Failure is something that fascinates me, because it often comes down to not just doing the wrong thing, but thinking about things the wrong way. Systems thinking is hard even when you've studied it, and for those that haven't... problems with software can feel more like a chaotic force of nature than a mechanical failure.
I plan to write more about that topic soon enough. Before I do, I'd like to share a few favorites from my own reading list that I think you'll enjoy:
Queues don't fix overload -- This article talks about the many reasons why work queues aren't a proper fix for performance issues, and what can go wrong when you misuse queues for that purpose. It's worth a read for the "kitchen sink" diagrams alone, which are as informative as they are hilarious.
What do you mean, 'we need more time'??? -- Here you'll find a detailed thought experiment on why we are often very bad at providing accurate estimates, along with a helpful reminder that scheduling is fundamentally a separate problem from estimation and should be communicated about separately.

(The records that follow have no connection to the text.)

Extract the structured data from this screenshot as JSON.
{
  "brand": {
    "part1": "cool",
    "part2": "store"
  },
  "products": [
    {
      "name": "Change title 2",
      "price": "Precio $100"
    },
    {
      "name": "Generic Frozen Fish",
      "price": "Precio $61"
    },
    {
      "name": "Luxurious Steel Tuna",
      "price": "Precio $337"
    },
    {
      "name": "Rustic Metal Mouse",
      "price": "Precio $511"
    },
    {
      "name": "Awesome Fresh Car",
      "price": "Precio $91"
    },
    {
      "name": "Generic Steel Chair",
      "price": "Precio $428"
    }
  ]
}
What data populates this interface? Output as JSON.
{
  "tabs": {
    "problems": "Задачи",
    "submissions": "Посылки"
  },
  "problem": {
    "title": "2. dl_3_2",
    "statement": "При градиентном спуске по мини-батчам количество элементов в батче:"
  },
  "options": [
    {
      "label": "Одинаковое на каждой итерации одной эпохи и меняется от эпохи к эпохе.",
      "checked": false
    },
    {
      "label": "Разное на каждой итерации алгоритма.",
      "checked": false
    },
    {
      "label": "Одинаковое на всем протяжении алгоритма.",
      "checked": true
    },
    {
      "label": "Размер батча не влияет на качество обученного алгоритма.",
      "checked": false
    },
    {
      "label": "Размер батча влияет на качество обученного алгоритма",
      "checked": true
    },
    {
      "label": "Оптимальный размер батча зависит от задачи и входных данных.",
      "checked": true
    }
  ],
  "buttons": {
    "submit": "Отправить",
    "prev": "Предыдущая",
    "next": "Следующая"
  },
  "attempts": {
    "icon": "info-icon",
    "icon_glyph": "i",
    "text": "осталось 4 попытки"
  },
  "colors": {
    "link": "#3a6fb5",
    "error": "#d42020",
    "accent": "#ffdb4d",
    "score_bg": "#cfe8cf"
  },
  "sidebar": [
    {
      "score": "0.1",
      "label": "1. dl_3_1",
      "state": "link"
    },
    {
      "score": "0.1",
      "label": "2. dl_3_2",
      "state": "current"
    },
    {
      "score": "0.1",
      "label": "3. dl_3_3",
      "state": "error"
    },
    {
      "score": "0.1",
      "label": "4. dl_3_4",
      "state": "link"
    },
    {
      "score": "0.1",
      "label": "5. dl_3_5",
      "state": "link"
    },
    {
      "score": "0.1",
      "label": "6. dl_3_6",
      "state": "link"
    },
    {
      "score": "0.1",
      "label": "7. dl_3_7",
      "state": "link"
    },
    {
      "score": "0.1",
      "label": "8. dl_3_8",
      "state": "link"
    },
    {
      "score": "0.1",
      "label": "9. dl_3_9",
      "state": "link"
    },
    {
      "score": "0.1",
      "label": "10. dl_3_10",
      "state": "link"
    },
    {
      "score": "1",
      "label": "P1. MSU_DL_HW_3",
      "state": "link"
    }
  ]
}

There is no happy path in programming -- A short and very practical case study of how the 'Fallacies of Distributed Computing' can cloud your judgement and lead to bad system behavior, even in the context of a relatively simple web application.
How complex systems fail (PDF) -- This amazingly concise overview of the nature of failure covers 18 useful maxims for thinking about what happens when things go wrong in systems that can't easily fit in one person's head. It originates from a medical context, but applies just as well to software development.
Hope you enjoy these links. If you'd like to discuss them, just reply to this email. :-)
PS: I discovered most of these links via the Practicing Developer's Workshop. We're accepting a few new members soon, so if you're interested in joining, let me know!